■ **WHAT THE TASK ASKS**
Find each line below where the word "this" occurs, and copy it.

■ **DATASET CONTENT**
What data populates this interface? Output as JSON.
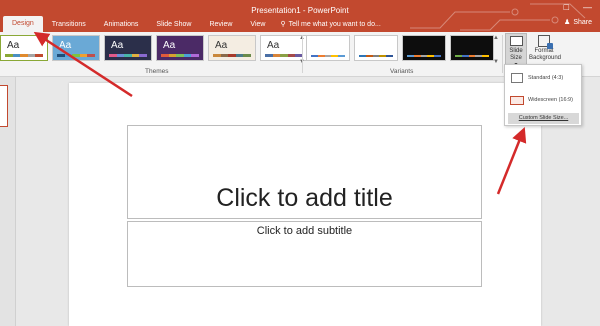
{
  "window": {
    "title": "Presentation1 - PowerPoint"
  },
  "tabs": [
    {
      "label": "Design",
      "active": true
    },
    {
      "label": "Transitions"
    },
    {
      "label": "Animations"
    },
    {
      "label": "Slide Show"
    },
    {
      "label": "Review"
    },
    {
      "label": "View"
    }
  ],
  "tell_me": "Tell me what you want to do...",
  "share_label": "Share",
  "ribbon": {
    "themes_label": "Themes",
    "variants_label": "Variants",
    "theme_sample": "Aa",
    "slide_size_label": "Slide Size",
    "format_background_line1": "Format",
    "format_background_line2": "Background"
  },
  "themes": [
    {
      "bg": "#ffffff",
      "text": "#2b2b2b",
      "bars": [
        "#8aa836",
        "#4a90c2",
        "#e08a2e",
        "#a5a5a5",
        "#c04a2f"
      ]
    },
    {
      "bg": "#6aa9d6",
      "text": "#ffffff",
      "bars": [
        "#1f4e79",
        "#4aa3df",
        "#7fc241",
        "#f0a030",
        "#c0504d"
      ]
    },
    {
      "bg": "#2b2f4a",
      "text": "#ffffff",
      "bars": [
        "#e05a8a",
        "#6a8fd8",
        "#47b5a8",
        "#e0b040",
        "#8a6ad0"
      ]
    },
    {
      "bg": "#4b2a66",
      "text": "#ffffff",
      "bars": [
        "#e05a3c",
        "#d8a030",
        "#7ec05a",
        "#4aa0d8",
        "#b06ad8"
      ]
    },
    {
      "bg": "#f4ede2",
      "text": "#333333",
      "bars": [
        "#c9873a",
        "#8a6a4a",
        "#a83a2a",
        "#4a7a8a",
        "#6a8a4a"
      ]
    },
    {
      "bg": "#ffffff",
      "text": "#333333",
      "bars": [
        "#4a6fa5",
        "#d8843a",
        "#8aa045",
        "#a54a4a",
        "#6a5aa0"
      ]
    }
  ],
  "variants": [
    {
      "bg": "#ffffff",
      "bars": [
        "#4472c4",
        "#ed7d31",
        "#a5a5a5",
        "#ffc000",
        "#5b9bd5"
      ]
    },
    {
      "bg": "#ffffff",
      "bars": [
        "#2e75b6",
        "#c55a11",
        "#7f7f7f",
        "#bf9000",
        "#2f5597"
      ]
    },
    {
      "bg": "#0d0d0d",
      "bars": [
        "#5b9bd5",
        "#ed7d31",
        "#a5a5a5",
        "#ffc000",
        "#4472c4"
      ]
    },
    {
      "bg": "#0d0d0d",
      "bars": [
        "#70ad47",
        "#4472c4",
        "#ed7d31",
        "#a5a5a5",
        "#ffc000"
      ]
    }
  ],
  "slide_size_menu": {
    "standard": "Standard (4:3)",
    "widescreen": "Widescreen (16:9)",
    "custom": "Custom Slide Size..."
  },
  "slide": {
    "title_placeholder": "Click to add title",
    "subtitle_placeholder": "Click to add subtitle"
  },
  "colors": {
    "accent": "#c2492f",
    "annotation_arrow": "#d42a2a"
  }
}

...

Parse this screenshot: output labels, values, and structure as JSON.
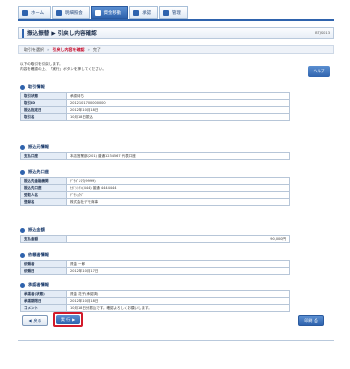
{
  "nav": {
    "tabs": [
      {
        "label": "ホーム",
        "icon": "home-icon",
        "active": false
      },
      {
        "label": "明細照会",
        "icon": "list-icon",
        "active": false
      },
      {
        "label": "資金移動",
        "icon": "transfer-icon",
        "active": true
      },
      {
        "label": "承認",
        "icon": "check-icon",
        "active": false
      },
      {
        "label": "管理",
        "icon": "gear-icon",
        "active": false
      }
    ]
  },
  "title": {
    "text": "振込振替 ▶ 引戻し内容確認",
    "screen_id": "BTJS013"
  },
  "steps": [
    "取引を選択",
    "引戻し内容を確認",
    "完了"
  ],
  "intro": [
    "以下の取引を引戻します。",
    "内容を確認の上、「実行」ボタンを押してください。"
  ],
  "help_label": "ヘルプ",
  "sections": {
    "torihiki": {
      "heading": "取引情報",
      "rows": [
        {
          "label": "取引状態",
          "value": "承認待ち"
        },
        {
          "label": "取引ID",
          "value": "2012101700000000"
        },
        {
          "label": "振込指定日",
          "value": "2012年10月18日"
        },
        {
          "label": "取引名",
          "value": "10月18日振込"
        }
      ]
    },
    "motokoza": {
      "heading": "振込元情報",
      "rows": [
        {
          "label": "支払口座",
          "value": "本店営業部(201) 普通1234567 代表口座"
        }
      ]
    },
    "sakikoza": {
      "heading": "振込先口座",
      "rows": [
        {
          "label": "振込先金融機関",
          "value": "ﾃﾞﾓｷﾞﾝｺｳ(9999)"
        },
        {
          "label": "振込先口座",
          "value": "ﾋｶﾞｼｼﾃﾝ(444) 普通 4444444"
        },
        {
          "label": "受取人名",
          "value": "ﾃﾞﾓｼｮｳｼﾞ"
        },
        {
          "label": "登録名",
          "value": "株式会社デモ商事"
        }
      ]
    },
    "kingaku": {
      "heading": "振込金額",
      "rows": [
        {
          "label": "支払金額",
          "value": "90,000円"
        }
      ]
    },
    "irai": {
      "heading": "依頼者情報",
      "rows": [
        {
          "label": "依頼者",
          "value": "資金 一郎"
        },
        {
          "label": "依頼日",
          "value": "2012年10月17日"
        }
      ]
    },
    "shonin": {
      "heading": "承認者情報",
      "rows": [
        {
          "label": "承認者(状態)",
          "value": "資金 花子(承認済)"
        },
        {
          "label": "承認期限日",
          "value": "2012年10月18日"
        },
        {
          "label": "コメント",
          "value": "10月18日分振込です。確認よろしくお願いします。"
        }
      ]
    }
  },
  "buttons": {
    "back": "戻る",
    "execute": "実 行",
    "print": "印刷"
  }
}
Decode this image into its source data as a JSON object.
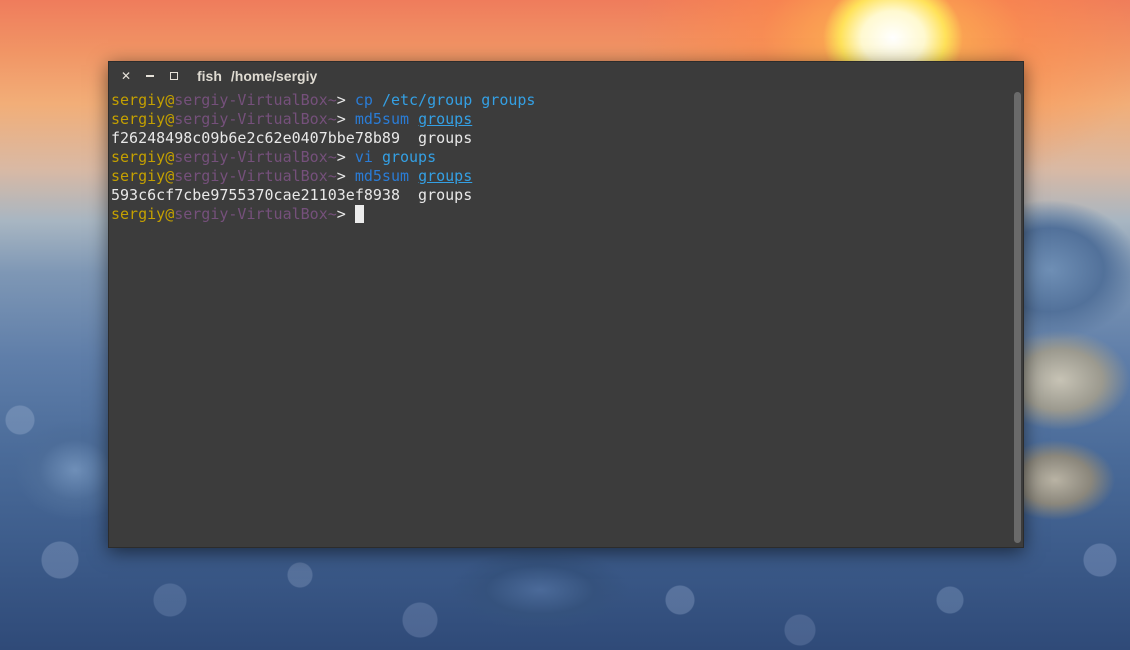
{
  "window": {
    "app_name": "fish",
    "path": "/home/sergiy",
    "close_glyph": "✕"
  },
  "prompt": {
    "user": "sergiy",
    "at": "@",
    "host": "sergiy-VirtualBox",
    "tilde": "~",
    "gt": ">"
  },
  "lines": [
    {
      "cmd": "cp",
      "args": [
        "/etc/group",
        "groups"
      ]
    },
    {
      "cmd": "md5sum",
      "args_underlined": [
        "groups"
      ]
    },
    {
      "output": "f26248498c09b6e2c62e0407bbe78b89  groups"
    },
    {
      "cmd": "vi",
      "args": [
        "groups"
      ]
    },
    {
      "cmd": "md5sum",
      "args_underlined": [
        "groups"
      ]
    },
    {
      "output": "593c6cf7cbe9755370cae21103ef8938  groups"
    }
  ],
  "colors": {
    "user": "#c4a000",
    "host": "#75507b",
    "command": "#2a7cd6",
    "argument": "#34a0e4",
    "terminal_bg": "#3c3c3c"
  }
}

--

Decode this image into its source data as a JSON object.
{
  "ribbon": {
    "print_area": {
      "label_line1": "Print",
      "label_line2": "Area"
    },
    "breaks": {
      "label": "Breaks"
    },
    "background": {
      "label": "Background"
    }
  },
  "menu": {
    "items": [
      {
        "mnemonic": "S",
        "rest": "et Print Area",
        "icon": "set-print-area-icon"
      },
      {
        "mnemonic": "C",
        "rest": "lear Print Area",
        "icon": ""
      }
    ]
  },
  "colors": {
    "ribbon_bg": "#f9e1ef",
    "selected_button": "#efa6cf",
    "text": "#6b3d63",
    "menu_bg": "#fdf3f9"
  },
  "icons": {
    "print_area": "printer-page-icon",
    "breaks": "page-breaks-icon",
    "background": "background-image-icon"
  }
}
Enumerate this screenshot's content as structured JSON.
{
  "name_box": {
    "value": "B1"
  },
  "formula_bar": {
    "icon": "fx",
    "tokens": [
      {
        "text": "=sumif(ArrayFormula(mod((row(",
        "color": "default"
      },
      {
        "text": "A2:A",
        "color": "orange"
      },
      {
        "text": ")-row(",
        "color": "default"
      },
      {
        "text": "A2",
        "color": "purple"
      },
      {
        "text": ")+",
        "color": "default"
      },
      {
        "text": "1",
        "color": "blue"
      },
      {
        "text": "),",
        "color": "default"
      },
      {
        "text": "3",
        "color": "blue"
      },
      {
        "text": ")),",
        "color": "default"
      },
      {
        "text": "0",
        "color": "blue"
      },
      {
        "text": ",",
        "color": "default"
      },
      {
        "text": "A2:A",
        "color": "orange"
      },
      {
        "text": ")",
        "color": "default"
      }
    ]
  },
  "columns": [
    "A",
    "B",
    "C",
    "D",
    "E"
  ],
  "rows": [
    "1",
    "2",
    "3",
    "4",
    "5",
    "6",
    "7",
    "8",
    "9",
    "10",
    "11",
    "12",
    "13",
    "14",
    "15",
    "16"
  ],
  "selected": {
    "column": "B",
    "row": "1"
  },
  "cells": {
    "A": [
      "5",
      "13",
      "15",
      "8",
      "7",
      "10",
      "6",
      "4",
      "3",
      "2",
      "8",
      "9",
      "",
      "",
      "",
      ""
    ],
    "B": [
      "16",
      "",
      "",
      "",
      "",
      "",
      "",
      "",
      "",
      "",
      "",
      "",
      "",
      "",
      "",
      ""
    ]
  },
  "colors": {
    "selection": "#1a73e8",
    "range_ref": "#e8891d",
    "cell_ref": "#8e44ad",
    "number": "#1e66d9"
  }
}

■ **TASK SOLUTION**
What data populates this interface? Output as JSON.
Parse this screenshot: output labels, values, and structure as JSON.
Decode this image into its source data as a JSON object.
Decode this image into its source data as a JSON object.
Enumerate this screenshot's content as structured JSON.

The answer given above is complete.